Call centers and other business process outsourcing efforts in particular are helping to increase patients’ ability to connect and experience better outcomes. Easy appointment making, prescription refill services and the ability to make requests through patient portals are just a few of the ways in which call centers are helping to make healthcare a better experience for both patients and facilities. Connected health technologies also allow healthcare to move beyond episodic care coordination. Information linking an aggregation allows providers to make more informed care decisions while delivering care in the most efficient and appropriate ways for all patients – everyone from Baby Boomers to Millennials. 
 

4. Telehealth services transforms the way healthcare is delivered

Telehealth technology supports patient care, administrative activities, and health education. It is touted as strategy for improving access to care while lowering the cost of transportation and increasing patient convenience. Telehealth is especially beneficial for patients in remote regions that sometimes must drive an hour or more to access healthcare. One study found that patient outcomes associated with telehealth services offering care and counseling for patients with chronic diseases “was comparable, or more effective, than usual care  .”
 
Technology enables health systems to go beyond treating an ailment to include scheduling for appointments and diagnostics, follow-up visit coordination and all touch points in between.
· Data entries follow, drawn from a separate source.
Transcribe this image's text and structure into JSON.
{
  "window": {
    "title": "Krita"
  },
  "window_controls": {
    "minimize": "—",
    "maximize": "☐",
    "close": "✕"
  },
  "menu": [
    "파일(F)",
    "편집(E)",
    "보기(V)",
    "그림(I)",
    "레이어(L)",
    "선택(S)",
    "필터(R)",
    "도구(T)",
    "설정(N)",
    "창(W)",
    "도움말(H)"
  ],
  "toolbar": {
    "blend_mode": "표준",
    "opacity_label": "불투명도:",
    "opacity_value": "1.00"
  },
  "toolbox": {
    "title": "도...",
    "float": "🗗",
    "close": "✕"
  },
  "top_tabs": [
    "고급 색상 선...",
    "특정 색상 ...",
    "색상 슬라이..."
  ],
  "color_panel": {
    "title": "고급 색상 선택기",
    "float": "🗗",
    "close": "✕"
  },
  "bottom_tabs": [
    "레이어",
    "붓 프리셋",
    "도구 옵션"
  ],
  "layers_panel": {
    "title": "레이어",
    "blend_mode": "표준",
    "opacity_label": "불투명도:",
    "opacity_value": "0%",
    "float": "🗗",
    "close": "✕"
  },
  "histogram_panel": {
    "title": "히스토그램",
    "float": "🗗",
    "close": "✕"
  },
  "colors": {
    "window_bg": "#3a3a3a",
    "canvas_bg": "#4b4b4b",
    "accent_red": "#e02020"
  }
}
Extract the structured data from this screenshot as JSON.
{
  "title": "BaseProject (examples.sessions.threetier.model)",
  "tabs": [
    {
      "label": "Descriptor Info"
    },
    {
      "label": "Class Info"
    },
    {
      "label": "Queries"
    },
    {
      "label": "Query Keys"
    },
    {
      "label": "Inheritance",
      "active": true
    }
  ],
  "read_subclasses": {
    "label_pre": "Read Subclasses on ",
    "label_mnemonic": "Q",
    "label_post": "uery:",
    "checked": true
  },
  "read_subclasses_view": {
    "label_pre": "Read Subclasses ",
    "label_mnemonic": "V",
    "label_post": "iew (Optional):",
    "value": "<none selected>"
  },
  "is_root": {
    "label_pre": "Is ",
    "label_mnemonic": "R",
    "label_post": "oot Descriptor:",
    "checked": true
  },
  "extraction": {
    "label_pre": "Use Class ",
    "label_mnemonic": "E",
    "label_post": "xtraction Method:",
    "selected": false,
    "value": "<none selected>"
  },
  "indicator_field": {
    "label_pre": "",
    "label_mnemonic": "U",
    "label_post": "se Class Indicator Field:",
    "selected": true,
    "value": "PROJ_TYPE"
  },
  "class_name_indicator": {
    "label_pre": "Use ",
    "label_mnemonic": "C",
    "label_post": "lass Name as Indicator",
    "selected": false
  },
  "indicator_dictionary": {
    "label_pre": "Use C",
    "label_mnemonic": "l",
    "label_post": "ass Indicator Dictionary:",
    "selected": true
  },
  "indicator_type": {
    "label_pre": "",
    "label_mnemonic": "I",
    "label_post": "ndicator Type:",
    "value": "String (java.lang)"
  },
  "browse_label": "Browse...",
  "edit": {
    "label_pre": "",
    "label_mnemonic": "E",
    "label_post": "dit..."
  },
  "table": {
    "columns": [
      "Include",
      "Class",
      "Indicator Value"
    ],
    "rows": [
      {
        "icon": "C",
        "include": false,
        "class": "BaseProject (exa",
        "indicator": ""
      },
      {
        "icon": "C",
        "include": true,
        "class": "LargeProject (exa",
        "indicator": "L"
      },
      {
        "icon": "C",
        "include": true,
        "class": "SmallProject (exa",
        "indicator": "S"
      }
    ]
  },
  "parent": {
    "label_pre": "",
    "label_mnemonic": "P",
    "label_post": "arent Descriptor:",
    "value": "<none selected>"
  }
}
A positive patient experience is a top priority in healthcare, and technology has proven to be the key to success in the pursuit of patient satisfaction.